Sunday, September 13, 2009

The Selfish Bee’s Genes and the Selfish Gene’s Bees

Because of the deputation of workers as caregivers, the assigned reproductive responsibilities of the Hymenopteran queen, and other observed caste-like divisions of labor, eusocial invertebrates such as bees and ants are often presented as the exemplars of group selection theory. However, recent research published in Molecular Ecology suggests that the loyalties and actions displayed by some members of these social groups hint at far more self-centered motivations.

The research, conducted using Brazilian stingless bees (Melipona scutellaris), examined the genotypes of approximately 600 bees to ascertain parentage. What the scientists discovered was that more than 20% of the male bees present in the average hive had been the offspring of worker bees - not that of the queen bee. Further, of this 20% of worker born males, 80% had been derived from worker-lineages extending from the previous queen, not the matriarch currently holding the throne! This means that not only are about a quarter of the hive’s males being propagated by workers, but they also seem to be exceeding the average lifespan of the other queen-rendered bees by about three times, and they are actively carrying on the tradition of unauthorized reproduction.

Minimally stated, the idea of group selection holds that the ebb and flow of a group’s gene pool is determined by the benefit of specific alleles rendered to the group as a whole; this as opposed to a gene pool being composed of a conglomerate of genes beneficial only to the individual members therein - or to the genes themselves. Said somewhat differently, group selection contends that the individual members of a group (species, nest, hive, etc…) may sacrifice their own individual fitness, if such sacrifice would be advantageous to the assembly of individuals viewed as a single unit.

In haplodiploid critters, such as the currently discussed bees, benefit to the hive is obtained via a caste system in which workers choose to help raise the queen’s offspring (their sisters) instead of actively reproducing themselves.
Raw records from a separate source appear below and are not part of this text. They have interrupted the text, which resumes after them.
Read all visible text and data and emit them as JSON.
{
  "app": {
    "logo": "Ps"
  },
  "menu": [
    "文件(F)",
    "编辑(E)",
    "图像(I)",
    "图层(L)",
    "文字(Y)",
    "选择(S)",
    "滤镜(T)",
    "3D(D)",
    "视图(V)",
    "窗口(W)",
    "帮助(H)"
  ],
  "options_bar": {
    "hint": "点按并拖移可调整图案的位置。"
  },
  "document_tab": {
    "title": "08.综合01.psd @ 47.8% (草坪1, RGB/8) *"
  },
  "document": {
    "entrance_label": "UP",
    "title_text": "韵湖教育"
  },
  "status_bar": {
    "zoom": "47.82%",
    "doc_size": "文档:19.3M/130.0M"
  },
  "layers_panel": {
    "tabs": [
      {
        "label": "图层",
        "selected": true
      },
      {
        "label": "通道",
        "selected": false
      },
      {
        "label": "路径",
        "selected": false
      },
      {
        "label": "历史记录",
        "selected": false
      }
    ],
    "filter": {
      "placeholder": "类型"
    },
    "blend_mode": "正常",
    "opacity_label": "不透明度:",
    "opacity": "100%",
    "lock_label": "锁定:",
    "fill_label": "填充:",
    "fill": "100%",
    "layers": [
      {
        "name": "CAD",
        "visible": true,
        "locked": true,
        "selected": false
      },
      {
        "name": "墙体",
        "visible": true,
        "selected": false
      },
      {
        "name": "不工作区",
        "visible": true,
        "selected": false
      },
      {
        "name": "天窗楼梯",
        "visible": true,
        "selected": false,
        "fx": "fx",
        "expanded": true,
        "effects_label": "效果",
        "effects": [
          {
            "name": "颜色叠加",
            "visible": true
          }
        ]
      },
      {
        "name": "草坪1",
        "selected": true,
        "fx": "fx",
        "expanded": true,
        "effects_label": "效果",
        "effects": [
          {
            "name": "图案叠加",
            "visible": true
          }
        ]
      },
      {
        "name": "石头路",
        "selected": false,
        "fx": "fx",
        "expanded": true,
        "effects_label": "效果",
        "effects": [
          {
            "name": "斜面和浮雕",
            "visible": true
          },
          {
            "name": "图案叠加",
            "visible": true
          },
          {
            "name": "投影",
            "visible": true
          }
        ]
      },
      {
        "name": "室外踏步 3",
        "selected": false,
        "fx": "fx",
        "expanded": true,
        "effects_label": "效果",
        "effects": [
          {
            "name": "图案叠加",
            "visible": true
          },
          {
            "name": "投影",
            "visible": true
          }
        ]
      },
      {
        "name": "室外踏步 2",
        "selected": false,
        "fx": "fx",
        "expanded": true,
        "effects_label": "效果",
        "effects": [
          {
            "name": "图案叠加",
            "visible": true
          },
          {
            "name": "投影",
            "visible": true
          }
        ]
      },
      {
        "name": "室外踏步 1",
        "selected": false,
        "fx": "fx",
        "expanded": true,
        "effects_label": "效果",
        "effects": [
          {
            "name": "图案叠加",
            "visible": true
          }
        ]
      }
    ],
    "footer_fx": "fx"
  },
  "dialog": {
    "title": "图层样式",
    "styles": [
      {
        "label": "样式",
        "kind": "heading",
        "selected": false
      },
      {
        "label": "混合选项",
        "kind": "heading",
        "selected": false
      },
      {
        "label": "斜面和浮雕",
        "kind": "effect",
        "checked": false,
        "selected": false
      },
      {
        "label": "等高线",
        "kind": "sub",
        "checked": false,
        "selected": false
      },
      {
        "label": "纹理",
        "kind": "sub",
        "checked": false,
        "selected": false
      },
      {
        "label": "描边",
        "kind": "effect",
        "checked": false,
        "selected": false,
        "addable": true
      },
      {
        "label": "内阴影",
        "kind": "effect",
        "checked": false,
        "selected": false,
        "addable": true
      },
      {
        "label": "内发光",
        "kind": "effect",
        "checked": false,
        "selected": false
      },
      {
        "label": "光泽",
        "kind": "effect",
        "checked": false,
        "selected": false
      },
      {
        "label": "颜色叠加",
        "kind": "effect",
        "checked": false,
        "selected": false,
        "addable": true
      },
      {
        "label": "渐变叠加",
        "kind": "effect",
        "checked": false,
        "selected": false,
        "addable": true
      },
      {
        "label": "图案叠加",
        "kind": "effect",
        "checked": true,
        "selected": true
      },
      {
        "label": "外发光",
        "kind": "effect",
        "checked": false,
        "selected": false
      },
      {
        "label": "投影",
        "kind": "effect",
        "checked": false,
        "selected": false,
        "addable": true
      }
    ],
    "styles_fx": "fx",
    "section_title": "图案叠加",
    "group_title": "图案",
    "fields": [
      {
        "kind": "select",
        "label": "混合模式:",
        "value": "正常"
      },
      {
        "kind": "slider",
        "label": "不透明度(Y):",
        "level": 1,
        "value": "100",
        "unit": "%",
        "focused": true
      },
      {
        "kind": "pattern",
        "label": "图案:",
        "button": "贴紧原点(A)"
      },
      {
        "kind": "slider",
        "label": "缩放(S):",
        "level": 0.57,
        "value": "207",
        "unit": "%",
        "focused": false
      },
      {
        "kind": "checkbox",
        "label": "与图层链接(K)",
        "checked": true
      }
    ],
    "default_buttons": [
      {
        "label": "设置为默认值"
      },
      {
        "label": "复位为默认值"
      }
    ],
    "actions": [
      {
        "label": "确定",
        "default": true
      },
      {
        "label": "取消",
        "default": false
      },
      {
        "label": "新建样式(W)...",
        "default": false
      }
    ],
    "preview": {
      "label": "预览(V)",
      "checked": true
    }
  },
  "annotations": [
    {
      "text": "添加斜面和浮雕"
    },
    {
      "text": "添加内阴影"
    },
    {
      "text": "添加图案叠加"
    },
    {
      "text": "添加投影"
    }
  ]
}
Kin selection, generally thought of as the antithesis of group selection theory (though, the theories aren’t necessarily exclusive), explains the eusocial dynamic by means of a gene centered perspective. This view justifies the sacrifice of workers through demonstrating that the genes present within the workers can be amplified in the gene pool if they promote the success of their sisters over that of their own young. This because workers have a higher degree of relatedness (i.e. share more genes) to their sisters than to their own offspring.

As stated on page 7 of the paper, “…the greater reproductive rate of workers derived from a superseded queen is also consistent with kin selection theory, given that it pays workers more from exploiting the colony if costs are carried by less related individuals.”

At any rate, it also turns out that the bees from this study are not only being produced from lines other than the current queen’s, but they also contribute nothing to the hive in terms of labor or work – they get a free ride…

From page 8; “These results are the first explicit demonstration that conflict over male parentage in insect societies is not just played out between the queen and workers and between the workers of one generation, but that the conflict may also spill over from one worker generation to the next.”

ALVES, D., IMPERATRIZ-FONSECA, V., FRANCOY, T., SANTOS-FILHO, P., NOGUEIRA-NETO, P., BILLEN, J., & WENSELEERS, T. (2009). The queen is dead-long live the workers: intraspecific parasitism by workers in the stingless bee

Molecular Ecology DOI: 10.1111/j.1365-294X.2009.04323.x

Monday, September 7, 2009

Hunting Down Darwin

Probably old news for most, but new to me; funny - but sort a scary too...

Friday, September 4, 2009

Wetland Plant of the Week #26

Dichromena colorata

"White-Top Sedge"

White-top sedge, or star rush, is an herbaceous perennial plant with linear erect leaves and slender tubular stems. The flowers of Dichromena colorata are white with two stamens and no perianth; they can have three to ten bracts. A member of the Cyperaceae and a Facultative Wet species, star rush is found throughout Florida.

This one was photographed on Wednesday near Wildwood, Florida.